    I know logically dogs really only exist because humans wanted something from them. We made them. From a purely biological point of view we call the shots. But I really have myself wrapped around the philosophical axle over justification.
  15. Stumbo

    Stumbo Guest

    Feb 11, 2008
    We called and made an appointment.

    If that's your choice, let the vet know what you would like done with the remains.
  16. buldog5151bass

    buldog5151bass Kibble, milkbones, and P Basses. And redheads.

    Oct 22, 2003
    From what you describe, it may be time. Have a frank discussion with your vet.
  17. socialleper

    socialleper Bringer of doom and top shelf beer Supporting Member

    May 31, 2009
    Canyon Country, CA
    This is why my dad was against us having cats or dogs when we were kids. We had small things like parakeets.
    I wish I had listened to him on that one. There is a very long story about how I ended up with 3 dogs, a cat, and four ferrets at one point. The short version is my first wife was a *****.
  18. Skip Chucker

    Skip Chucker

    Dec 9, 2018
    There is a vet where I live who does this kind of thing as a home call. No cars, no cages, no added stresses, just being comfortable at home. It doesn't make it easier, but it makes it more peaceful.

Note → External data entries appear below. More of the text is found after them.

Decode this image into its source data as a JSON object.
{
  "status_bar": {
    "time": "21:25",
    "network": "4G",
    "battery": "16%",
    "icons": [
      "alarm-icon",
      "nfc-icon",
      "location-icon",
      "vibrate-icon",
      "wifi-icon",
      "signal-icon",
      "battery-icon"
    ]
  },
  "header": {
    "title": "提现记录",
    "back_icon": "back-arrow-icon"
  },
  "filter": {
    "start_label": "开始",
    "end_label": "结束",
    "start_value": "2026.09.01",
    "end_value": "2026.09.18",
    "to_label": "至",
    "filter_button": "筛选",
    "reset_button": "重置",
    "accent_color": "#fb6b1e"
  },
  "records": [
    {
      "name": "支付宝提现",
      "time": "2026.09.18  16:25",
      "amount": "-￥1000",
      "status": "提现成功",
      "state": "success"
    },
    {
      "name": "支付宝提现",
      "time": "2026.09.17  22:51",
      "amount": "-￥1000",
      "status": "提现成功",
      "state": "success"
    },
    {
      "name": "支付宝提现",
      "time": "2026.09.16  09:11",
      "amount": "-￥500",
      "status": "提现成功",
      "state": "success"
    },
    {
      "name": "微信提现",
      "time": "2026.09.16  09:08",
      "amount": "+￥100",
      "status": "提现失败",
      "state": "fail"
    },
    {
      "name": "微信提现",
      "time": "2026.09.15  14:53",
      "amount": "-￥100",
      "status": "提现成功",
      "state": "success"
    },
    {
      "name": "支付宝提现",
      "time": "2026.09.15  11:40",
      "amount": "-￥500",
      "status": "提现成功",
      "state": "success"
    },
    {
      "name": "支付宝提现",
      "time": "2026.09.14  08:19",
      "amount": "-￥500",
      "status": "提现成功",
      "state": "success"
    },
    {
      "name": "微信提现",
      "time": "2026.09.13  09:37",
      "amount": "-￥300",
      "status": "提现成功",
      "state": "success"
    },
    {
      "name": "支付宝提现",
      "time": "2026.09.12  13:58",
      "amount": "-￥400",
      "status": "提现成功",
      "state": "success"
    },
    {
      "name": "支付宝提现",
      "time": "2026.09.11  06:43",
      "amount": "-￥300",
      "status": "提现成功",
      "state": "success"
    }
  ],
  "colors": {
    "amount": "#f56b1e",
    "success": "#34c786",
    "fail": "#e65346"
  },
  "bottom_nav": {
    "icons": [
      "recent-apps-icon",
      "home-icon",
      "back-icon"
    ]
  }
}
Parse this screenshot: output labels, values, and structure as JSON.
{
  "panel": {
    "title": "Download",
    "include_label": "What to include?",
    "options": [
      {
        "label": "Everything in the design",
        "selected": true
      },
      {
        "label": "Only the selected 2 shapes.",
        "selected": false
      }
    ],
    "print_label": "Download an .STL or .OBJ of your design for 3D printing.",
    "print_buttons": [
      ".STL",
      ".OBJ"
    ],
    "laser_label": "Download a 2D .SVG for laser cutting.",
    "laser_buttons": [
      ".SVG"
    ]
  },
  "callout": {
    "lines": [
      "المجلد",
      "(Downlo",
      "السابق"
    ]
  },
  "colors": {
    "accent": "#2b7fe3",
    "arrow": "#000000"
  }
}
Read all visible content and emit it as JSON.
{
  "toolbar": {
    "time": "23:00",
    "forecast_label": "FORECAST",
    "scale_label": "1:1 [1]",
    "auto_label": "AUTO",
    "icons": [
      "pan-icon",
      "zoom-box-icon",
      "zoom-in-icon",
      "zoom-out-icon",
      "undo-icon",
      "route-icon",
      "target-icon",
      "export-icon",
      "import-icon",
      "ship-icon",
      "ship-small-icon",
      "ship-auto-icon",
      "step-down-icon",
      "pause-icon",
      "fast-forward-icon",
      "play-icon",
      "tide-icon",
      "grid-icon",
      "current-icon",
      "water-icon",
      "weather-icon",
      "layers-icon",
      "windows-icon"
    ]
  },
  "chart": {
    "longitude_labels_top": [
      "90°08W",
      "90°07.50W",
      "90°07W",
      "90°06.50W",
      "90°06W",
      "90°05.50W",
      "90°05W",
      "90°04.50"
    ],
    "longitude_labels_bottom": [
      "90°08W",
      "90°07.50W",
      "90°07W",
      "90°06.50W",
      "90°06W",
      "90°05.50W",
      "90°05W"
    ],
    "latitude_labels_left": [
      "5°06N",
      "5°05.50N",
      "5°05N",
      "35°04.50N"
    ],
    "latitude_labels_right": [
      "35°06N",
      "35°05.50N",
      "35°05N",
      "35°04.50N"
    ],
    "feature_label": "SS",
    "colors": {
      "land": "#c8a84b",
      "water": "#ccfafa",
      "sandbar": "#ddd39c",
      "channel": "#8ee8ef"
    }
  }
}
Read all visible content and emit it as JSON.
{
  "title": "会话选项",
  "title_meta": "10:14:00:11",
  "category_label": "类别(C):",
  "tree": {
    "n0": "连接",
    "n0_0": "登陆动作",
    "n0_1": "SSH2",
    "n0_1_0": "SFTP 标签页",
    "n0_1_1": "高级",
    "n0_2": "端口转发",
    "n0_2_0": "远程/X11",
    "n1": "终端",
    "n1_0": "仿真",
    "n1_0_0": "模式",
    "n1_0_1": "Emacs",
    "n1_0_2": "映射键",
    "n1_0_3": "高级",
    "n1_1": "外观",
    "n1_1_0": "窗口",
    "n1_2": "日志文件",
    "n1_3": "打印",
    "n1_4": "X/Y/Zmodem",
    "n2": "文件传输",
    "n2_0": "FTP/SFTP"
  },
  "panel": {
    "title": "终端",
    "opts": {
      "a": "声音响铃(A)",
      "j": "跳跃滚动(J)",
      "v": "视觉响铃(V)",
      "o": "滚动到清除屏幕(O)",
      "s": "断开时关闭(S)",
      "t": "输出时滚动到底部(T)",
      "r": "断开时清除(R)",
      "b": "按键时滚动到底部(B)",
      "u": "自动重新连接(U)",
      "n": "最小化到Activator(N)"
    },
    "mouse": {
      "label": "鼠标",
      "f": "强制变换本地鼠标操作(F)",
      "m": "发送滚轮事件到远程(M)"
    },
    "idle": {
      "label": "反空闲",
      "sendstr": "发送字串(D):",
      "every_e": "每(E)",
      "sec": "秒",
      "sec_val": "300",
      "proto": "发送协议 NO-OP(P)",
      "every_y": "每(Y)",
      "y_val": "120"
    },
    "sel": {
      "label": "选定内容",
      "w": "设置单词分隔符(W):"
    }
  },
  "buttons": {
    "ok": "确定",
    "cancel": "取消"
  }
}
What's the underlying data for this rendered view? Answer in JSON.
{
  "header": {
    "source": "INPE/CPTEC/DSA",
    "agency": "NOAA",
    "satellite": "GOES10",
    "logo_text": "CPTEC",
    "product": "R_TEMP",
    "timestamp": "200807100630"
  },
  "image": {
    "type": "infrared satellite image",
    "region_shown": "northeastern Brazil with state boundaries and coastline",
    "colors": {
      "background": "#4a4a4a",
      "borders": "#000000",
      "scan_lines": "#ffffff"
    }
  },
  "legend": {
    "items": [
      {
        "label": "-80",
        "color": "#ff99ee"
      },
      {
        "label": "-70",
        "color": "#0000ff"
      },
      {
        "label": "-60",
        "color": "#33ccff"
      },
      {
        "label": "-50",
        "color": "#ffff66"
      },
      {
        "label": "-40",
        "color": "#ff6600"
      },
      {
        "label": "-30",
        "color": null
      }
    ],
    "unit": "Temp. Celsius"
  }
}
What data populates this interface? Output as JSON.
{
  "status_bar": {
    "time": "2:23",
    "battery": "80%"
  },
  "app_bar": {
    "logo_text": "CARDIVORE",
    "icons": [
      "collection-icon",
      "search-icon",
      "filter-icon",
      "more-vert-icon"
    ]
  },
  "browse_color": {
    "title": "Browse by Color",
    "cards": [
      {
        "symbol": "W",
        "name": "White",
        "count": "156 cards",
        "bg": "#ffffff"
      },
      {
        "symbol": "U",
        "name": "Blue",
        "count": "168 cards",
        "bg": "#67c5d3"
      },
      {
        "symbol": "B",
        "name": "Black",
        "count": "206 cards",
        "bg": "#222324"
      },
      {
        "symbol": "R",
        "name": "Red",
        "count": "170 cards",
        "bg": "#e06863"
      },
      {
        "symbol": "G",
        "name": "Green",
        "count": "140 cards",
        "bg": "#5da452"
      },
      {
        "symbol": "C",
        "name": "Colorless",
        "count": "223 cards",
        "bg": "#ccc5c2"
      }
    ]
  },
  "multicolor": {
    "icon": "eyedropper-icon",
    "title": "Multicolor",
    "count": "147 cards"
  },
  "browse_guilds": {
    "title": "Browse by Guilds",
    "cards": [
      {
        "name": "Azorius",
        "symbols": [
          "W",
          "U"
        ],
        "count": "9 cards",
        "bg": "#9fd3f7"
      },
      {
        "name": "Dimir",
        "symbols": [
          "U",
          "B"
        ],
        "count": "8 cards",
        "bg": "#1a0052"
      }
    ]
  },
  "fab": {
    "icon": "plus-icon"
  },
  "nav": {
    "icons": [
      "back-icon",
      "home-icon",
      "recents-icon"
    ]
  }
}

    I don't know if that is an option where you are, but it's worth asking about.
    Kevan Campbell and OldDog52 like this.
  19. IamGroot

    IamGroot Inactive

    Jan 18, 2018
    Sorry for you. Make the call when you are ready. I have outlived many of my beloved dogs...so far.

    Admiral Wilhelm Canaris was very devoted to his dachshunds. They slept in a file cabinet draw in his office. He said his dogs were very discrete and would never betray him, something he did not believe true for humans.

    When one of his dachshunds became elderly, it developed chronic constipation. Herr Admiral personally assisted the dog so it wouldnt be put down.
  20. catcauphonic

    catcauphonic High Freak of the Low Frequencies Supporting Member

    Mar 30, 2012
    Seattle WA
    This hits really close to home, as today our newest housemate of only a few months had to make the tough call to put down her beloved bestie, a sweet cattledog of only 8yo that only started showing symptoms a week ago of a mass that turned into a fast moving liver cancer.

    All the responses I saw in this thread were touching, but it essentially boils down to these ^

    It's never easy to say goodbye to a good fur friend .. Had it happen to an 8yo cat a few years ago, and another current mate had a cat of 4yo need to be euthanized for the same diagnosis of an enlarged heart (it always seems to be the sweetest ones that go away the soonest, as their hearts are just too big for this world. I have another cat that's gonna live forever, I joke.) Still, I refuse to let their naturaly shorter lifespan be a deterrant to ever taking in another when so many who only need a good home have so much love to yet give and get.

    It reads to me like you've done all you possibly can for this dog, and his time has come. Not selfish at all on your part to have him put to sleep and out of a daily misery. I hope somebody would do the same for me when I can't even wag my tail. There's a difference between living and just being alive.

    cattrax, OldDog52, Jim Nazium and 3 others like this.